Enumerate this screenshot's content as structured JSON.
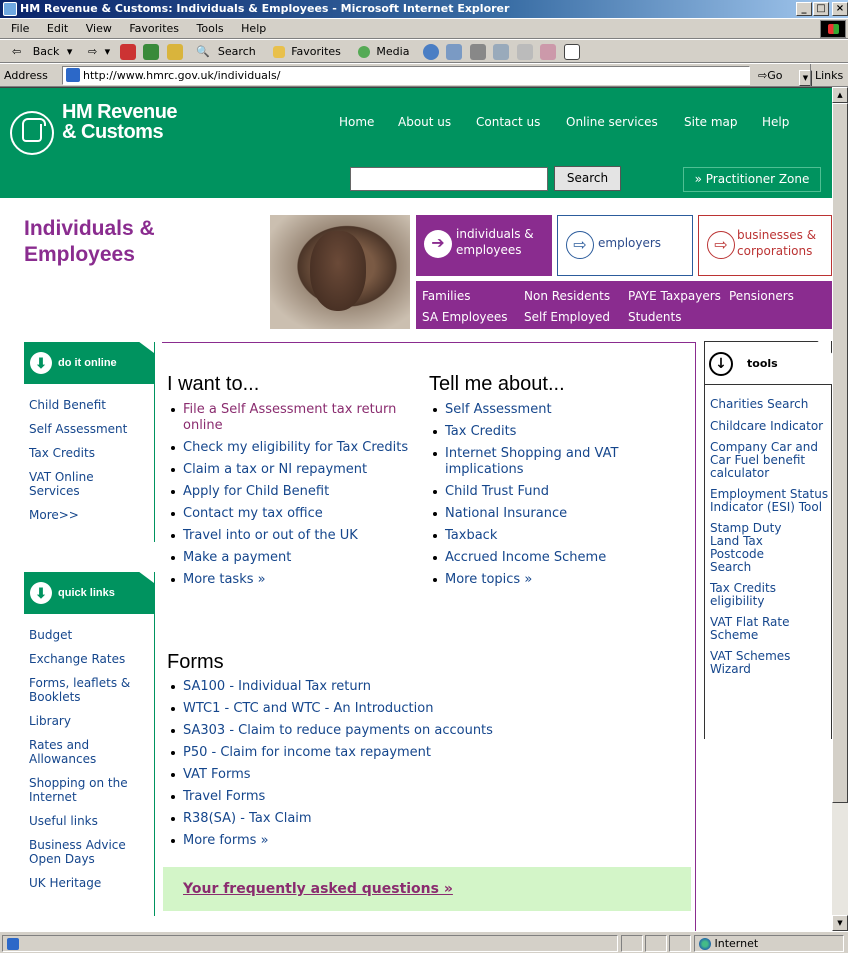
{
  "window": {
    "title": "HM Revenue & Customs: Individuals & Employees - Microsoft Internet Explorer",
    "controls": [
      "_",
      "□",
      "×"
    ]
  },
  "menu": [
    "File",
    "Edit",
    "View",
    "Favorites",
    "Tools",
    "Help"
  ],
  "toolbar": {
    "back": "Back",
    "search": "Search",
    "favorites": "Favorites",
    "media": "Media"
  },
  "address": {
    "label": "Address",
    "url": "http://www.hmrc.gov.uk/individuals/",
    "go": "Go",
    "links": "Links"
  },
  "site": {
    "logo_line1": "HM Revenue",
    "logo_line2": "& Customs",
    "nav": [
      "Home",
      "About us",
      "Contact us",
      "Online services",
      "Site map",
      "Help"
    ],
    "search_button": "Search",
    "practitioner": "» Practitioner Zone",
    "section_title_1": "Individuals &",
    "section_title_2": "Employees",
    "tabs": {
      "individuals": [
        "individuals &",
        "employees"
      ],
      "employers": "employers",
      "businesses": [
        "businesses &",
        "corporations"
      ]
    },
    "purple_nav": {
      "row1": [
        "Families",
        "Non Residents",
        "PAYE Taxpayers",
        "Pensioners"
      ],
      "row2": [
        "SA Employees",
        "Self Employed",
        "Students"
      ]
    }
  },
  "do_it_online": {
    "title": "do it online",
    "items": [
      "Child Benefit",
      "Self Assessment",
      "Tax Credits",
      "VAT Online Services",
      "More>>"
    ]
  },
  "quick_links": {
    "title": "quick links",
    "items": [
      "Budget",
      "Exchange Rates",
      "Forms, leaflets & Booklets",
      "Library",
      "Rates and Allowances",
      "Shopping on the Internet",
      "Useful links",
      "Business Advice Open Days",
      "UK Heritage"
    ]
  },
  "i_want_to": {
    "title": "I want to...",
    "items": [
      "File a Self Assessment tax return online",
      "Check my eligibility for Tax Credits",
      "Claim a tax or NI repayment",
      "Apply for Child Benefit",
      "Contact my tax office",
      "Travel into or out of the UK",
      "Make a payment",
      "More tasks »"
    ]
  },
  "tell_me_about": {
    "title": "Tell me about...",
    "items": [
      "Self Assessment",
      "Tax Credits",
      "Internet Shopping and VAT implications",
      "Child Trust Fund",
      "National Insurance",
      "Taxback",
      "Accrued Income Scheme",
      "More topics »"
    ]
  },
  "forms": {
    "title": "Forms",
    "items": [
      "SA100 - Individual Tax return",
      "WTC1 - CTC and WTC - An Introduction",
      "SA303 - Claim to reduce payments on accounts",
      "P50 - Claim for income tax repayment",
      "VAT Forms",
      "Travel Forms",
      "R38(SA) - Tax Claim",
      "More forms »"
    ]
  },
  "faq": "Your frequently asked questions »",
  "tools": {
    "title": "tools",
    "items": [
      "Charities Search",
      "Childcare Indicator",
      "Company Car and Car Fuel benefit calculator",
      "Employment Status Indicator (ESI) Tool",
      "Stamp Duty Land Tax Postcode Search",
      "Tax Credits eligibility",
      "VAT Flat Rate Scheme",
      "VAT Schemes Wizard"
    ]
  },
  "status": {
    "zone": "Internet"
  },
  "colors": {
    "hmrc_green": "#00935f",
    "purple": "#8a2c8f",
    "link_blue": "#15468c",
    "faq_bg": "#d3f5c8"
  }
}
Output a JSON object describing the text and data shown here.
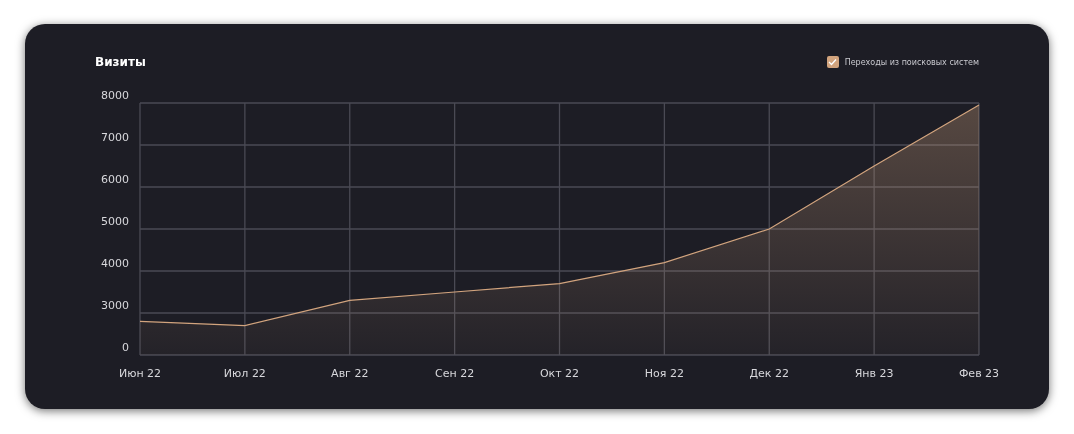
{
  "card": {
    "title": "Визиты",
    "legend": {
      "checked": true
    },
    "chart_data": {
      "type": "area",
      "grid": true,
      "categories": [
        "Июн 22",
        "Июл 22",
        "Авг 22",
        "Сен 22",
        "Окт 22",
        "Ноя 22",
        "Дек 22",
        "Янв 23",
        "Фев 23"
      ],
      "series": [
        {
          "name": "Переходы из поисковых систем",
          "color": "#d2a47e",
          "values": [
            2800,
            2700,
            3300,
            3500,
            3700,
            4200,
            5000,
            6500,
            7950
          ]
        }
      ],
      "ylim": [
        2000,
        8000
      ],
      "yticks": [
        3000,
        4000,
        5000,
        6000,
        7000,
        8000
      ]
    },
    "axis_bottom_label": "0"
  }
}
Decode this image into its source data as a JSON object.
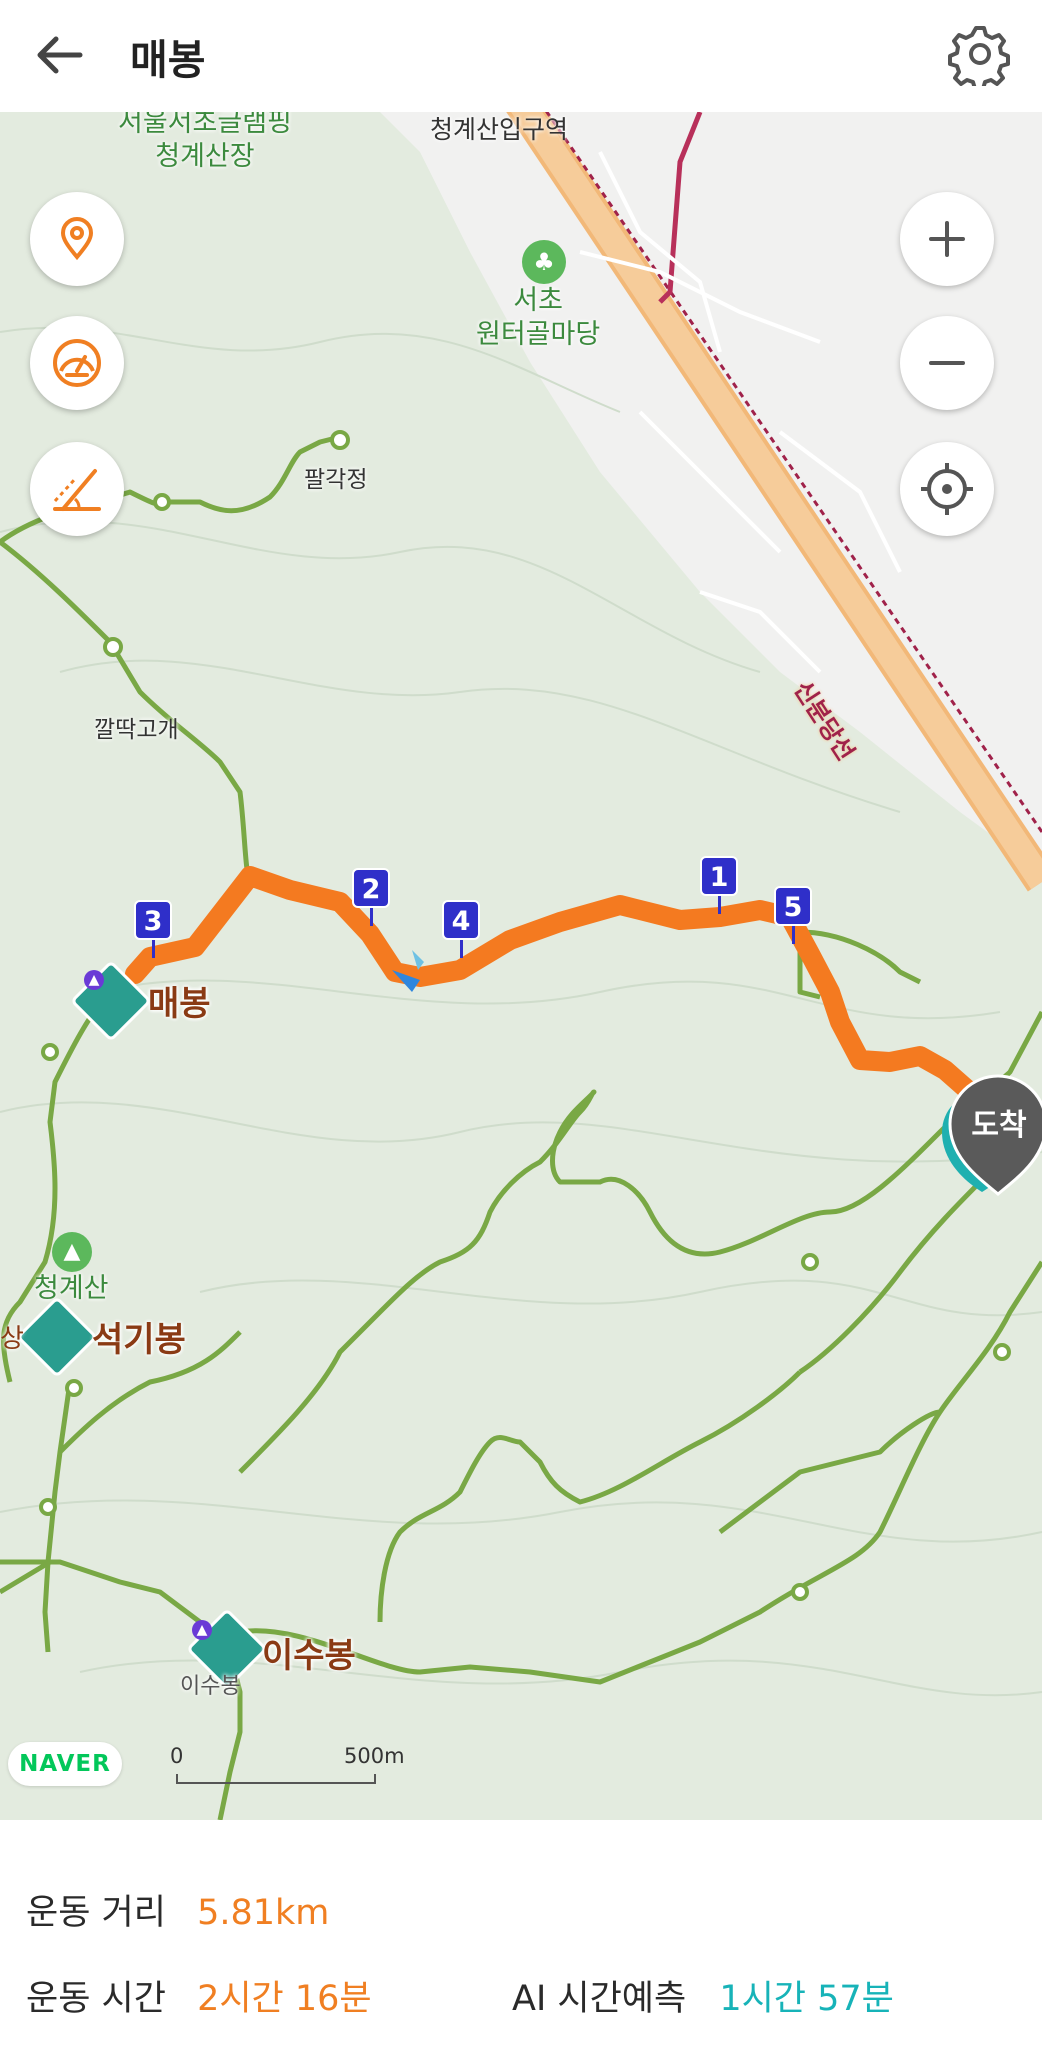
{
  "header": {
    "title": "매봉",
    "back_icon": "arrow-left-icon",
    "settings_icon": "gear-icon"
  },
  "map_controls": {
    "left": [
      {
        "name": "location-pin-button",
        "icon": "location-pin-icon"
      },
      {
        "name": "speedometer-button",
        "icon": "speedometer-icon"
      },
      {
        "name": "elevation-button",
        "icon": "elevation-slope-icon"
      }
    ],
    "right": [
      {
        "name": "zoom-in-button",
        "icon": "plus-icon"
      },
      {
        "name": "zoom-out-button",
        "icon": "minus-icon"
      },
      {
        "name": "my-location-button",
        "icon": "crosshair-icon"
      }
    ]
  },
  "map": {
    "labels": {
      "top_campsite": "서울서초글램핑\n청계산장",
      "top_station": "청계산입구역",
      "garden": "서초\n원터골마당",
      "palgakjeong": "팔각정",
      "kkalttak": "깔딱고개",
      "maebong": "매봉",
      "cheonggyesan": "청계산",
      "seokgibong": "석기봉",
      "isubong": "이수봉",
      "isubong_small": "이수봉",
      "rail_line": "신분당선",
      "edge_partial": "상"
    },
    "route_markers": [
      "1",
      "2",
      "3",
      "4",
      "5"
    ],
    "arrival_pin": "도착",
    "provider_logo": "NAVER",
    "scale": {
      "start": "0",
      "end": "500m"
    },
    "colors": {
      "route": "#f47a20",
      "trail": "#79a845",
      "marker": "#2f2fc9",
      "peak": "#2a9d8f",
      "arrival": "#555555"
    }
  },
  "stats": {
    "distance_label": "운동 거리",
    "distance_value": "5.81km",
    "time_label": "운동 시간",
    "time_value": "2시간 16분",
    "ai_label": "AI 시간예측",
    "ai_value": "1시간 57분"
  }
}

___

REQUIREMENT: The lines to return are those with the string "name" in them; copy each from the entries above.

SOLUTION TO THIS PROBLEM:
          "name": "Переходы из поисковых систем",
        "name": "location-pin-button",
        "name": "speedometer-button",
        "name": "elevation-button",
        "name": "zoom-in-button",
        "name": "zoom-out-button",
        "name": "my-location-button",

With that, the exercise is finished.